I, along with many other farmers in Mount Vernon found myself sitting on pins and needles recently as a record-breaking “atmospheric stream” touched down. This historic storm sent a deluge of rain into already swelled river beds, quickly pushing the dike system protecting 75% of our nation’s tulips to its limit.
If I were writing this essay 10 years ago the story would have ended there. Breached dikes and catastrophic flooding would have resulted in no spring tulips. However, that is where the spirit of early adoption touched the Skagit valley again. Just as they had pioneered sharing their love of the bloom through agro-tourism back in the 80’s, the farmers of Mount Vernon Washington took a proactive planning approach to climate change as well.
In 2018 we celebrated the ribbon-cutting ceremony for our shiny new river promenade. Years in the making, this 30 million dollar test project featured public art, welcoming seating areas, and even a new home for the local farmers market all framed by beautiful masonry pillars and brick-lined walls hiding a powerful secret. Inside those walls concealed an emergency flood defense system, untested until 2021.
As the river breached previous flood records this winter, residents lined downtown streets nervously watching the rapidly rising Skagit river from a safe view, behind the fully deployed floodwall. What was built as hopeful defense was tested in a real-world disaster with success. The wall worked taking important pressure off key points in the rural levee system, but unfortunately could not protect the entire region. Important swaths of tulip farms were left unprotected. Fields of tulip bulbs were left saturated by the stagnated flood waters over the especially wet winter season, leading to an estimated loss of 80% of the tulip crop for some key farms.
In a 2021 statement, Washington senator Patty Murray was quoted as saying this about the wall. “This protected the Mount Vernon people, property, businesses, families’ homes,”.Senator Murray said. “Instead of standing here in just a little bit of mud, we would be standing here in devastation if that wall had not been there.”
Caught between the painful choice of saving homes or the fields on which they rely, this farm community had to choose where to prioritize testing their new flood technology. What could have been a human safety disaster was prevented through thoughtful planning and community investment,
Weather events like this are not limited to floods, or unique to the NW region. Across the globe, farmers will tell you, that the earth is changing. This is a call to action to invest in more resilient protective infrastructure. From the perspective of a farmer whose home and livelihood were just saved, I must say how life-saving this type of foresight truly is. Because of this my tulips remain exactly as I planted them, preparing beneath the soil for the big show they will put on in the spring.

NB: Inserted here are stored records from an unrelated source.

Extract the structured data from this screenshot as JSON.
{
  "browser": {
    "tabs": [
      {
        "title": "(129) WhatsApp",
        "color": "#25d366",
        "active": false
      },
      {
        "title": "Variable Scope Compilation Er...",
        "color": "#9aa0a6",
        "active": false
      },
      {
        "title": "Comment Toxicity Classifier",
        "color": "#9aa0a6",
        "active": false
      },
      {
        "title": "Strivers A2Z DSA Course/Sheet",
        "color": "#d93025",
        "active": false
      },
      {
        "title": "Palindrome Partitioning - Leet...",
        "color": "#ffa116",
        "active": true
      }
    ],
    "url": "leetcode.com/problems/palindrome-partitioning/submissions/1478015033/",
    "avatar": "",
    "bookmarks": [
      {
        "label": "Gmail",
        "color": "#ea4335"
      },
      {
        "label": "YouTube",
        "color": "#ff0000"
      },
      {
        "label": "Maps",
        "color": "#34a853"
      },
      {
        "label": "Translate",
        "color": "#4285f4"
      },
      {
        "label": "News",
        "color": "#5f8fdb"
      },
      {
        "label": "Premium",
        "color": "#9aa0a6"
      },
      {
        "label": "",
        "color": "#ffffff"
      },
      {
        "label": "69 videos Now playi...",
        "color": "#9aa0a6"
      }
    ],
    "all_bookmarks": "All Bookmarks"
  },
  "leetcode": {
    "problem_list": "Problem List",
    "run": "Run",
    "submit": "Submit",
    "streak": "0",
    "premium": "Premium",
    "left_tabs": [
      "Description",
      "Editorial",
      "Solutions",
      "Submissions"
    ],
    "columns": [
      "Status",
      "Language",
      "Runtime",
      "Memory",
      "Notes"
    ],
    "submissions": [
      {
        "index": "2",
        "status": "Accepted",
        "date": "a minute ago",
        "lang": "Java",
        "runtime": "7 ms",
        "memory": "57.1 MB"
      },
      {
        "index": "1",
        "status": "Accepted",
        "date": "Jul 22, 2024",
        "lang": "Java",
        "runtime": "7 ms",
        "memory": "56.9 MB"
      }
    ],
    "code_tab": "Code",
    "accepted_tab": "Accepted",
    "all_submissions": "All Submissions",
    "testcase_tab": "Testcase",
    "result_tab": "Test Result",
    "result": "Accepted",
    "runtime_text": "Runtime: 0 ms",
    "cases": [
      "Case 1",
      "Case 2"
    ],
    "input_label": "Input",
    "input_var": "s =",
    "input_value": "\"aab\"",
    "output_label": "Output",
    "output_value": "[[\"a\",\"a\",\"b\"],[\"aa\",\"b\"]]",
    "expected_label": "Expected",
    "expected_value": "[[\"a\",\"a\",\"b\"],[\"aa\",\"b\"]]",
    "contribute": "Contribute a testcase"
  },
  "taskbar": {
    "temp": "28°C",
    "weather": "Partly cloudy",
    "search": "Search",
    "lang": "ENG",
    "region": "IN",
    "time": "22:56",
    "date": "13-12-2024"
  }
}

Thankfully for the flower pilgrims who have made the journey to see them visually. dazzling tulip fields, the crop losses appear less apparent. Despite the flood damage these farmers understand perseverance and have built up a display sure to wow even the farthest-reaching traveler. It’s also a seed planted for the future so everyone can enjoy their flowers.
For more information on visiting the Skagit Valley Tulip Festival which is in bloom through early May please visit https://tulipfestival.org/ for more information.
Tonnelli runs Salty Acres Farm